Not cancerousNon-malignant tumours may grow larger but do not spread to other parts of the body.


The length of time from the date of diagnosis for a disease, such as cancer, that patients diagnosed with the disease are still alive. In a clinical trial, measuring the survival is one way to see how well a new treatment works. Also called ‘overall survival’ or ‘OS’.

Routes to Diagnosis

Under the ‘Routes to Diagnosis’ tab in the Brain Tumour Data Dashboard, you can explore the ways patients have been diagnosed with brain tumours. There are many ways, or routes, for cancers to be diagnosed in the NHS. A ‘route to diagnosis’ is the series of events between a patient and the healthcare system that leads to a diagnosis of cancer. The routes include:

  1. Two Week Wait

Patients are urgently referred by their GP for suspected cancer via the Two Week Wait system and are seen by a specialist within 2 weeks where they are diagnosed.

  1. GP referral

Diagnosis via a GP referral includes routine and urgent referrals where the patient was not referred under the Two Week Wait system.

  1. Emergency Presentation

Cancers can be diagnosed via emergency situations such as via A&E, emergency GP referral, emergency transfer or emergency admission.

  1. Outpatient

Outpatient cancer diagnoses include diagnoses via an elective route which started with an outpatient appointment that is either a self-referral or consultant to consultant referral. (It does not include those under the Two Week Wait referral system).

  1. Inpatient elective

Diagnosis via an inpatient elective route is where diagnosis occurs after the patient has been admitted into secondary care from a waiting list, or where the admission is booked or planned.

  1. Death Certificate Only

Diagnoses made by Death Certificate Only are made where there is no more information about the cancer diagnosis other than the cancer related death notifications.

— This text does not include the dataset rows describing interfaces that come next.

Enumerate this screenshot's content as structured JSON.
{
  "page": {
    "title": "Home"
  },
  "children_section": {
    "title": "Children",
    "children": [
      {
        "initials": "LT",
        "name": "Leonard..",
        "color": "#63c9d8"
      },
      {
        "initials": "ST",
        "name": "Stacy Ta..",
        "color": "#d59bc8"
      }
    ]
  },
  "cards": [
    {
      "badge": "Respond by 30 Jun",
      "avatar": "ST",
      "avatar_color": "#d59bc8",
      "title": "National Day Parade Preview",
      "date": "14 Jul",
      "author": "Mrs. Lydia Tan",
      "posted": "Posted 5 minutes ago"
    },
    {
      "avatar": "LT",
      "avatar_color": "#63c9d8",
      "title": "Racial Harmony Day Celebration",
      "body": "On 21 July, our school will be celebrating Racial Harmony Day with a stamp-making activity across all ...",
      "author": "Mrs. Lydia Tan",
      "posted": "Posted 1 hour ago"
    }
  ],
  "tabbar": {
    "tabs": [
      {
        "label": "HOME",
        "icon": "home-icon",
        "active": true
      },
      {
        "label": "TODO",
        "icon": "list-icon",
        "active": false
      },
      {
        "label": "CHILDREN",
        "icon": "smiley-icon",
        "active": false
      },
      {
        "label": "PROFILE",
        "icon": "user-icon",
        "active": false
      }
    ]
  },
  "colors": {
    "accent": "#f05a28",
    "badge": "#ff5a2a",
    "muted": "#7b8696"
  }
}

The date of diagnosis is the same as that of the date of death.

  1. Unknown

For some patients with a cancer diagnosis, there is no relevant data available to understand the route to diagnosis.


More information

If any of the statistical terms in this section of the brainstrust website are hard to understand, we recommend looking them up here:

Cancer Research UK’s Cancer Statistics Explained

If you are looking for help understanding terms relating specifically to brain tumours, and treatment, then the brainstrust glossary is available here: